### Data records for software interfaces

++++++++++

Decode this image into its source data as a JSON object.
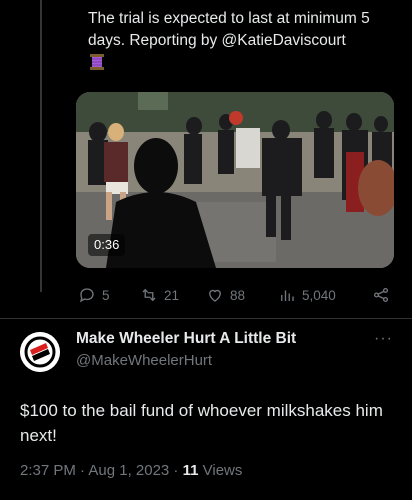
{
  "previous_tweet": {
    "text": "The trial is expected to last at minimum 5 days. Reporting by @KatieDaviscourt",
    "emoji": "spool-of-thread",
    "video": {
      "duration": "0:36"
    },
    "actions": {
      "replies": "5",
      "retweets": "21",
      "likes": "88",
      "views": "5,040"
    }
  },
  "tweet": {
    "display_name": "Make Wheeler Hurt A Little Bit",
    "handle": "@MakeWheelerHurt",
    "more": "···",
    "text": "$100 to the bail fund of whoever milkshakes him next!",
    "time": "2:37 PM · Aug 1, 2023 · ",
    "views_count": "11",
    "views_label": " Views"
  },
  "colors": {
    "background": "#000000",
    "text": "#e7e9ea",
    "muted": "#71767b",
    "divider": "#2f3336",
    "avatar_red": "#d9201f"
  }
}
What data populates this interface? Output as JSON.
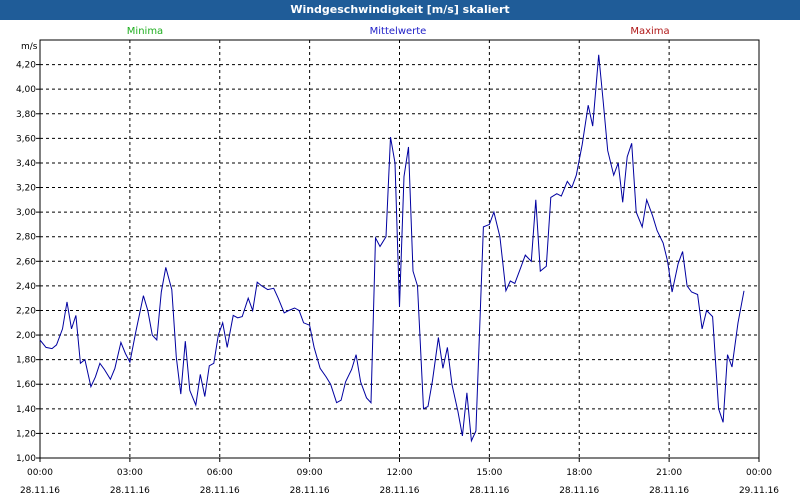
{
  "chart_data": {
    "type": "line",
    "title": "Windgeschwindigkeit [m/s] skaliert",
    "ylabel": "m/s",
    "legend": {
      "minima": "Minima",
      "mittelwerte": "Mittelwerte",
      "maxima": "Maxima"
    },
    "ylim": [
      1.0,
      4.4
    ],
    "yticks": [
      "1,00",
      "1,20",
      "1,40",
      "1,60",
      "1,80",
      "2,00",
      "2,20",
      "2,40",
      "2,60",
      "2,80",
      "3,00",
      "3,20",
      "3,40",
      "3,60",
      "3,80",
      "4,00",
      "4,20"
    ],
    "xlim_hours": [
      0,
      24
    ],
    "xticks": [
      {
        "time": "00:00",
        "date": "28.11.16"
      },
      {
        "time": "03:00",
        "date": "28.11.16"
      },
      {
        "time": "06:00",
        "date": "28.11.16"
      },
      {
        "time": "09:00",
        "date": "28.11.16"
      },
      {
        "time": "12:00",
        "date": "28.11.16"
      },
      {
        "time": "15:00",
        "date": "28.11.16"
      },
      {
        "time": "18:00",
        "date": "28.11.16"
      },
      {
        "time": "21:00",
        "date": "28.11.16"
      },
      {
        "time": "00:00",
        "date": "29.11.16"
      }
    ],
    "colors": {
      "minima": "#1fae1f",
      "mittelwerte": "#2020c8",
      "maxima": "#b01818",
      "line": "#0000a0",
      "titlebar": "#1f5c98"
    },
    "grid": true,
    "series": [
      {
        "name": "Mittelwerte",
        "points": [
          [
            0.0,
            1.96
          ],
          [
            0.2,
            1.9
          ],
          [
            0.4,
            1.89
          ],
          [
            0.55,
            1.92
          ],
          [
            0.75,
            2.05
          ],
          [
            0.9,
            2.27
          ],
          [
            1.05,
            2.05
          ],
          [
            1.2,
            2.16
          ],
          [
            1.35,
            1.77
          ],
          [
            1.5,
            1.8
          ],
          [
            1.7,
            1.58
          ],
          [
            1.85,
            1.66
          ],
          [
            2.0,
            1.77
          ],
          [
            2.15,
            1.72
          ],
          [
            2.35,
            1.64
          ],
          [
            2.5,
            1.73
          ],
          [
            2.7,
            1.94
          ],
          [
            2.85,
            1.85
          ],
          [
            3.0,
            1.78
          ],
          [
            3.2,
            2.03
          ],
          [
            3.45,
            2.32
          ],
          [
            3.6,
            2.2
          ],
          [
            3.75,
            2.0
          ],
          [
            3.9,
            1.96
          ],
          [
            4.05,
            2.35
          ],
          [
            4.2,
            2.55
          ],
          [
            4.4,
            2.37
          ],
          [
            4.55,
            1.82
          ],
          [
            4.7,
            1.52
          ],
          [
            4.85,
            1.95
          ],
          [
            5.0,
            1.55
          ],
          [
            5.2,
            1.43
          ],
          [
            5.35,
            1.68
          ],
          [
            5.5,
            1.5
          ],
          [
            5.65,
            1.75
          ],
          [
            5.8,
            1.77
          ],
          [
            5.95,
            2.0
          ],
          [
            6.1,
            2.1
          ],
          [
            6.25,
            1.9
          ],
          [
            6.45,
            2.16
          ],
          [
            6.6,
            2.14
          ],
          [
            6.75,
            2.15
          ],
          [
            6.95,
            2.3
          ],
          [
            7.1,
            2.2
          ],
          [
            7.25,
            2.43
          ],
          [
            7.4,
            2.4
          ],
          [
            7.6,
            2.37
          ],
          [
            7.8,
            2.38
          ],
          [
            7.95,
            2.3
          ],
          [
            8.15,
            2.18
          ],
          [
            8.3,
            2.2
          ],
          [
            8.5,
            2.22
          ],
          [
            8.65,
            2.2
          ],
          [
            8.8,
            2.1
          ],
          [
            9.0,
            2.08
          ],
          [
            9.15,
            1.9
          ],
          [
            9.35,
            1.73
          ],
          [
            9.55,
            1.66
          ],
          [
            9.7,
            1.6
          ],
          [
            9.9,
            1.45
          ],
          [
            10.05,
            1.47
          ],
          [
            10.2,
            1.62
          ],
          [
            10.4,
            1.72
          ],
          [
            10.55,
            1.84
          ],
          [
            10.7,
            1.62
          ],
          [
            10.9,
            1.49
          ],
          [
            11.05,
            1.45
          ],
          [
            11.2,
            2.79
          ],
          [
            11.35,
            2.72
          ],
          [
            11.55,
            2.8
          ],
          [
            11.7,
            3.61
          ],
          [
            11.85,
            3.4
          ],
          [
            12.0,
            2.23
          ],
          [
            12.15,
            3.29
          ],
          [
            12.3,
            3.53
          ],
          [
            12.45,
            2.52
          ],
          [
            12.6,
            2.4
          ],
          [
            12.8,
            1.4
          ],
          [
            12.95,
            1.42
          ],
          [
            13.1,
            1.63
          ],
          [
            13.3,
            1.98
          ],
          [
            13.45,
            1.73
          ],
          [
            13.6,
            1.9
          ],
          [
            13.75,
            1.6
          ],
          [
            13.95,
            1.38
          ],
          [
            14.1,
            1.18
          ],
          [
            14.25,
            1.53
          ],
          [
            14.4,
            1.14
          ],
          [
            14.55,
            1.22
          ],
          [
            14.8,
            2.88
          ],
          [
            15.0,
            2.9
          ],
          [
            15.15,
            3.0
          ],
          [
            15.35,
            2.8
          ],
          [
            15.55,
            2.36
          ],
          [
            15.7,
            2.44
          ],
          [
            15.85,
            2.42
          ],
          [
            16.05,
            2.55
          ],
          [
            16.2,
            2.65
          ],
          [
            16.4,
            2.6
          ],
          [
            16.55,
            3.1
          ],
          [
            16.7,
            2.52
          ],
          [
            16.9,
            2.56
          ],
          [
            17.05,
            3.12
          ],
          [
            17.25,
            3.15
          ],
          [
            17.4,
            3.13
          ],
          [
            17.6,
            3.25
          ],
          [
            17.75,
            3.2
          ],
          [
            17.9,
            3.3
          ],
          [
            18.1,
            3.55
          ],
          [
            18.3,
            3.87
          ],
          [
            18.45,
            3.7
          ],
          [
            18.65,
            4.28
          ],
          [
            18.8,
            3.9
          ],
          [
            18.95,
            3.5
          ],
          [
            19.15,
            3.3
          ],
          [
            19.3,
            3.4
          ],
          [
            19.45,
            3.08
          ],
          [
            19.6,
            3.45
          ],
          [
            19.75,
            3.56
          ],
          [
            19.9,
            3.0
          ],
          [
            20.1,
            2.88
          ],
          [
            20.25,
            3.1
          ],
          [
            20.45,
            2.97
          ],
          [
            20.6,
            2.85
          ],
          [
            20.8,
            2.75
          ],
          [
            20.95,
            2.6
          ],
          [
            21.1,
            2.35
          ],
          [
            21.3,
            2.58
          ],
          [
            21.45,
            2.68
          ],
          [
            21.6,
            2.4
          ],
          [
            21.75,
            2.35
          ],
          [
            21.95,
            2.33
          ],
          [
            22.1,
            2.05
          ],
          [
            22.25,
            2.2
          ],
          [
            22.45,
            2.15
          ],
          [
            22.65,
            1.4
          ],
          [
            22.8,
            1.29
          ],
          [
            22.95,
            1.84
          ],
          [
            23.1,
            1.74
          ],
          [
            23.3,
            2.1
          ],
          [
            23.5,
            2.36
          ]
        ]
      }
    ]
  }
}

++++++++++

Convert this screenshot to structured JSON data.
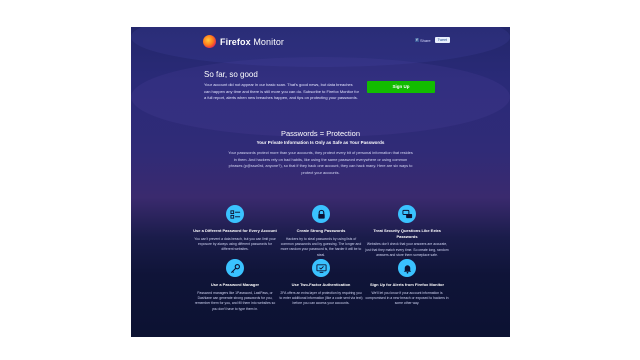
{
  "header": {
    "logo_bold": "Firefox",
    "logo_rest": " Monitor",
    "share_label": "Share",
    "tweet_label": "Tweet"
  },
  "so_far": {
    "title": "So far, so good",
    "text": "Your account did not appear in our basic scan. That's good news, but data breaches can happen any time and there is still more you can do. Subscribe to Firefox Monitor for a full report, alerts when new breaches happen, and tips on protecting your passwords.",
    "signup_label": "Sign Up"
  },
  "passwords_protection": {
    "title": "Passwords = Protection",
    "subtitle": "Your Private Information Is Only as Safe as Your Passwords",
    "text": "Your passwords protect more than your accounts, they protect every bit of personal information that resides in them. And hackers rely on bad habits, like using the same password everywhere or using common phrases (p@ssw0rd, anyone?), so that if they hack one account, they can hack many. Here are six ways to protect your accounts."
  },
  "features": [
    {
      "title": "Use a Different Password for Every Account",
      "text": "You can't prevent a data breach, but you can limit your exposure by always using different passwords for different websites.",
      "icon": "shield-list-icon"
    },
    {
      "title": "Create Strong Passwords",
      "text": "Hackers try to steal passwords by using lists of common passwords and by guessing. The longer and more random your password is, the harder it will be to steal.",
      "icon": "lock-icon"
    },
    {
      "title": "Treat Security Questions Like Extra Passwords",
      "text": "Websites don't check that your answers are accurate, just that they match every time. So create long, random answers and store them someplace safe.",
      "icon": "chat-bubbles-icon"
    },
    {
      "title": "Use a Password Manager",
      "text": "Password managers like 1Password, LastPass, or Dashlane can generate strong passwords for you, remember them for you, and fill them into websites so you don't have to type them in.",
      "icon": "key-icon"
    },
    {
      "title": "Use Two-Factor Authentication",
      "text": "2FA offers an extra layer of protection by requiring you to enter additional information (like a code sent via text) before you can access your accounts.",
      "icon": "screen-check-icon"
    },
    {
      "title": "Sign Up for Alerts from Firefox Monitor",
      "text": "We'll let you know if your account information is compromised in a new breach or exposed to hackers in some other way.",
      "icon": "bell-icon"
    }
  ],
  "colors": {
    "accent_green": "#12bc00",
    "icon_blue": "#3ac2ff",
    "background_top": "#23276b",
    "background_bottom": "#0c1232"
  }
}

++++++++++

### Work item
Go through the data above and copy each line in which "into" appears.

### Result for this task
Decode this image into its source data as a JSON object.
      "text": "Password managers like 1Password, LastPass, or Dashlane can generate strong passwords for you, remember them for you, and fill them into websites so you don't have to type them in.",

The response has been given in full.